It’s like running a marathon. While the vast majority of us begin at the starting line, there are a select few who get to start that same marathon on Mile 15 because of their personal brand.

Don’t get me wrong. They still have to train. They still have to do the work. And they still have to finish the race. But they get such a big advantage because of who they are that they are almost guaranteed to win every single time.

Think about it.

Suppose Gary Vaynerchuk had a new idea for a business. How many phone calls do you think he would need to make in order to get the funding for this new company?

Or suppose Oprah Winfrey had a new idea for a television show. How many phone calls would she need to make in order to get a network deal?

Or supposed Tony Robbins was putting on a new event, how many calls do you think he would need to make to fill the stage with some of the biggest speakers in the world?

If you said one, you would be wrong. The answer is none. They wouldn’t have to make a single phone call because their phone is already ringing off the hook with offers.

All they need to do is answer it.

They have each built a personal brand that is so powerful they don’t have to chase the opportunities. The opportunities chase them.

And that’s how much your personal brand matters.

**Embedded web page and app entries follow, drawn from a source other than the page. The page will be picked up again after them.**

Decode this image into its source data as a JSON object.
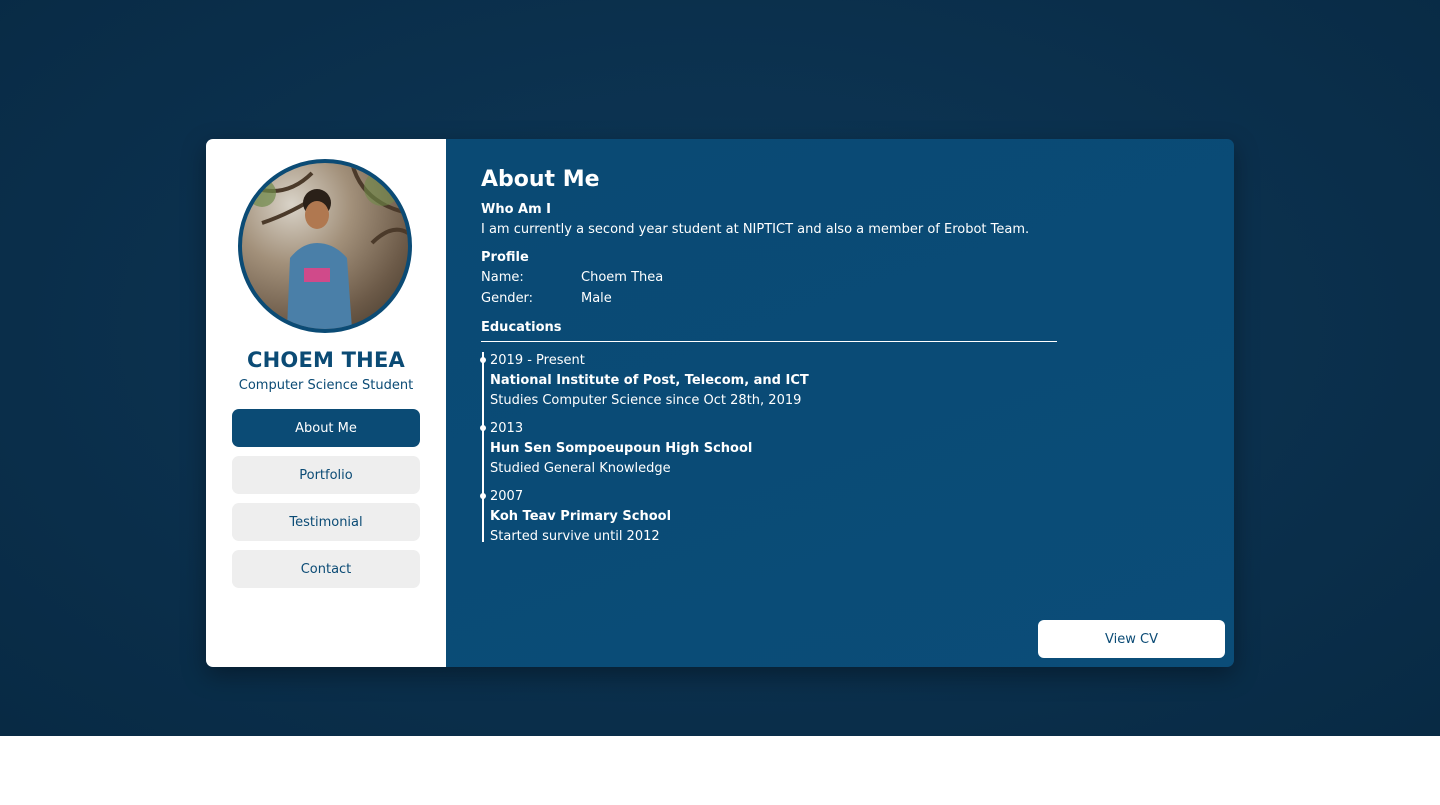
{
  "sidebar": {
    "name": "CHOEM THEA",
    "role": "Computer Science Student",
    "nav": [
      {
        "label": "About Me"
      },
      {
        "label": "Portfolio"
      },
      {
        "label": "Testimonial"
      },
      {
        "label": "Contact"
      }
    ]
  },
  "main": {
    "title": "About Me",
    "who_heading": "Who Am I",
    "who_text": "I am currently a second year student at NIPTICT and also a member of Erobot Team.",
    "profile_heading": "Profile",
    "profile": [
      {
        "label": "Name:",
        "value": "Choem Thea"
      },
      {
        "label": "Gender:",
        "value": "Male"
      }
    ],
    "education_heading": "Educations",
    "education": [
      {
        "years": "2019 - Present",
        "school": "National Institute of Post, Telecom, and ICT",
        "detail": "Studies Computer Science since Oct 28th, 2019"
      },
      {
        "years": "2013",
        "school": "Hun Sen Sompoeupoun High School",
        "detail": "Studied General Knowledge"
      },
      {
        "years": "2007",
        "school": "Koh Teav Primary School",
        "detail": "Started survive until 2012"
      }
    ],
    "cv_button": "View CV"
  },
  "colors": {
    "primary": "#0b4b75",
    "background": "#0b304d",
    "nav_inactive": "#eeeeee"
  }
}
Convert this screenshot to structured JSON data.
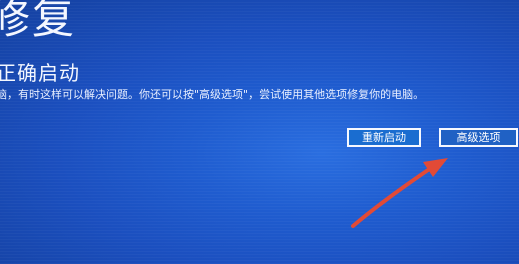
{
  "header": {
    "title": "修复"
  },
  "message": {
    "heading": "正确启动",
    "body": "脑，有时这样可以解决问题。你还可以按\"高级选项\"，尝试使用其他选项修复你的电脑。"
  },
  "buttons": {
    "restart_label": "重新启动",
    "advanced_label": "高级选项"
  },
  "colors": {
    "background": "#1f5ccf",
    "text": "#ffffff",
    "annotation_arrow": "#e24a36"
  },
  "icons": {
    "annotation": "red-arrow-icon"
  }
}
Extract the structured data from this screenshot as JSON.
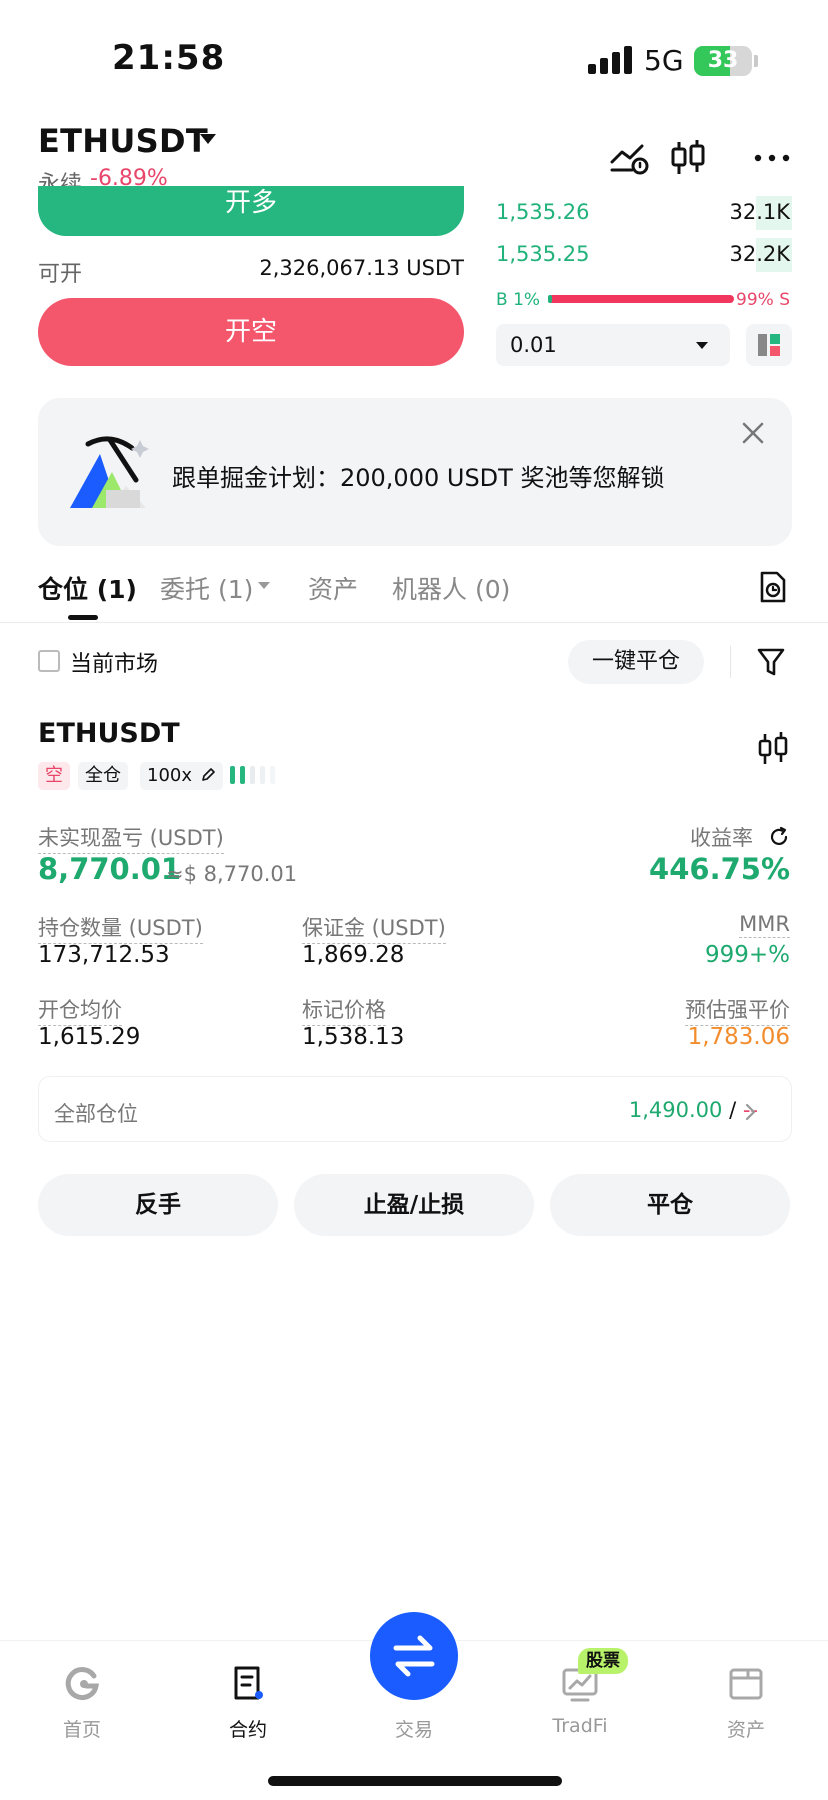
{
  "status_bar": {
    "time": "21:58",
    "network": "5G",
    "battery": "33"
  },
  "header": {
    "symbol": "ETHUSDT",
    "perp_label": "永续",
    "change": "-6.89%"
  },
  "order_panel": {
    "open_long": "开多",
    "available_label": "可开",
    "available_value": "2,326,067.13 USDT",
    "open_short": "开空"
  },
  "order_book": {
    "rows": [
      {
        "price": "1,535.26",
        "qty": "32.1K"
      },
      {
        "price": "1,535.25",
        "qty": "32.2K"
      }
    ],
    "buy_ratio": "B 1%",
    "sell_ratio": "99% S",
    "buy_ratio_value": 0.01,
    "depth_step": "0.01"
  },
  "promo": {
    "text": "跟单掘金计划：200,000 USDT 奖池等您解锁"
  },
  "tabs": [
    {
      "label": "仓位 (1)"
    },
    {
      "label": "委托 (1)"
    },
    {
      "label": "资产"
    },
    {
      "label": "机器人 (0)"
    }
  ],
  "filters": {
    "current_market": "当前市场",
    "close_all": "一键平仓"
  },
  "position": {
    "symbol": "ETHUSDT",
    "side_tag": "空",
    "margin_tag": "全仓",
    "leverage_tag": "100x",
    "unrealized_pnl_label": "未实现盈亏 (USDT)",
    "unrealized_pnl": "8,770.01",
    "unrealized_pnl_usd": "≈$ 8,770.01",
    "roe_label": "收益率",
    "roe": "446.75%",
    "size_label": "持仓数量 (USDT)",
    "size": "173,712.53",
    "margin_label": "保证金 (USDT)",
    "margin": "1,869.28",
    "mmr_label": "MMR",
    "mmr": "999+%",
    "entry_label": "开仓均价",
    "entry": "1,615.29",
    "mark_label": "标记价格",
    "mark": "1,538.13",
    "liq_label": "预估强平价",
    "liq": "1,783.06",
    "all_positions_label": "全部仓位",
    "all_positions_value": "1,490.00",
    "all_positions_sep": "/",
    "all_positions_other": "--"
  },
  "actions": {
    "reverse": "反手",
    "tpsl": "止盈/止损",
    "close": "平仓"
  },
  "bottom_nav": [
    {
      "label": "首页"
    },
    {
      "label": "合约"
    },
    {
      "label": "交易"
    },
    {
      "label": "TradFi",
      "badge": "股票"
    },
    {
      "label": "资产"
    }
  ],
  "colors": {
    "long": "#26b67f",
    "short": "#f4566c",
    "accent": "#1a5cff",
    "badge": "#b8f26a"
  }
}
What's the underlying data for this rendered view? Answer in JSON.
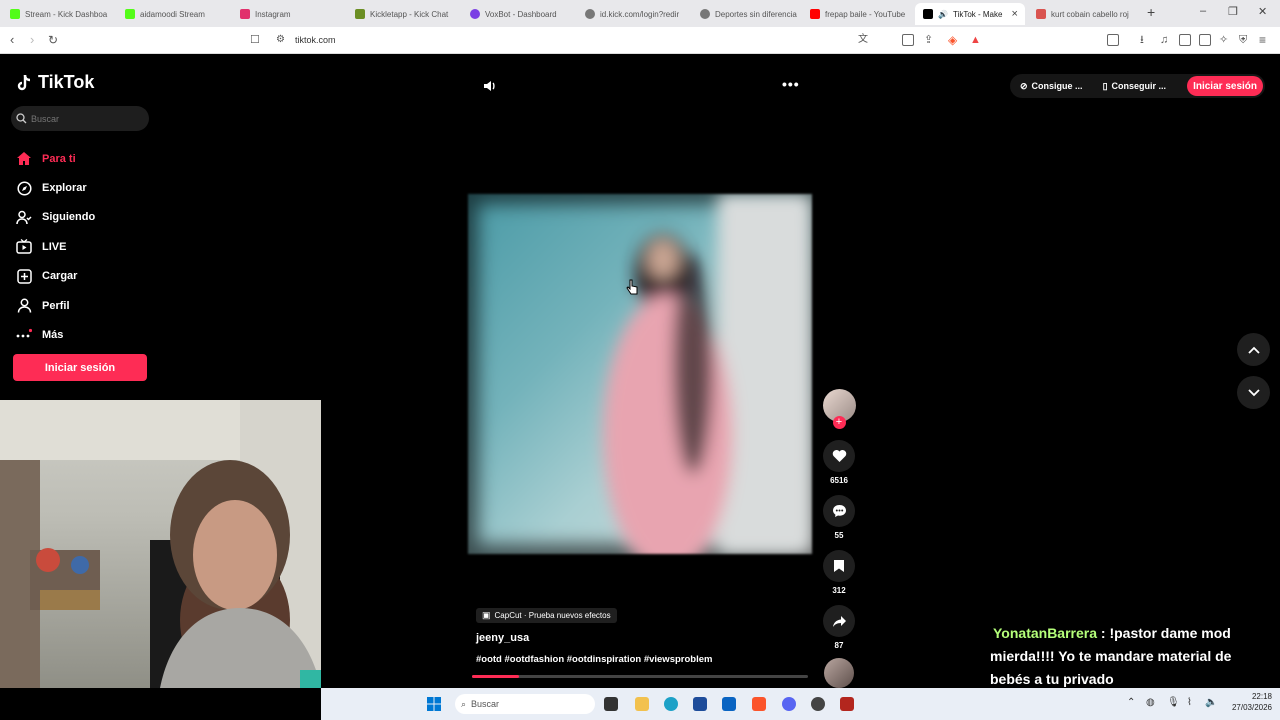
{
  "browser": {
    "tabs": [
      {
        "title": "Stream - Kick Dashboa",
        "color": "#53fc18"
      },
      {
        "title": "aidamoodi Stream",
        "color": "#53fc18"
      },
      {
        "title": "Instagram",
        "color": "#e1306c"
      },
      {
        "title": "Kickletapp - Kick Chat",
        "color": "#6b8e23"
      },
      {
        "title": "VoxBot - Dashboard",
        "color": "#7b3fe4"
      },
      {
        "title": "id.kick.com/login?redir",
        "color": "#777777"
      },
      {
        "title": "Deportes sin diferencia",
        "color": "#777777"
      },
      {
        "title": "frepap baile - YouTube",
        "color": "#ff0000"
      },
      {
        "title": "TikTok - Make",
        "color": "#000000"
      },
      {
        "title": "kurt cobain cabello roj",
        "color": "#d9534f"
      }
    ],
    "url": "tiktok.com"
  },
  "tiktok": {
    "logo": "TikTok",
    "search_placeholder": "Buscar",
    "menu": [
      {
        "label": "Para ti",
        "icon": "home-icon"
      },
      {
        "label": "Explorar",
        "icon": "compass-icon"
      },
      {
        "label": "Siguiendo",
        "icon": "following-icon"
      },
      {
        "label": "LIVE",
        "icon": "live-icon"
      },
      {
        "label": "Cargar",
        "icon": "upload-icon"
      },
      {
        "label": "Perfil",
        "icon": "profile-icon"
      },
      {
        "label": "Más",
        "icon": "more-dots-icon"
      }
    ],
    "login_button": "Iniciar sesión",
    "top_buttons": {
      "coins": "Consigue ...",
      "app": "Conseguir ...",
      "login": "Iniciar sesión"
    },
    "video": {
      "effect": "CapCut · Prueba nuevos efectos",
      "author": "jeeny_usa",
      "hashtags": "#ootd #ootdfashion #ootdinspiration #viewsproblem",
      "progress": 0.14,
      "likes": "6516",
      "comments": "55",
      "saves": "312",
      "shares": "87"
    }
  },
  "chat": {
    "username": "YonatanBarrera",
    "message": "!pastor dame mod mierda!!!! Yo te mandare material de bebés a tu privado"
  },
  "taskbar": {
    "search_placeholder": "Buscar",
    "time": "22:18",
    "date": "27/03/2026"
  },
  "colors": {
    "accent": "#fe2c55",
    "chat_user": "#b5ff7a"
  }
}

So, where do you want to start? At the starting line with everyone else or on mile 15?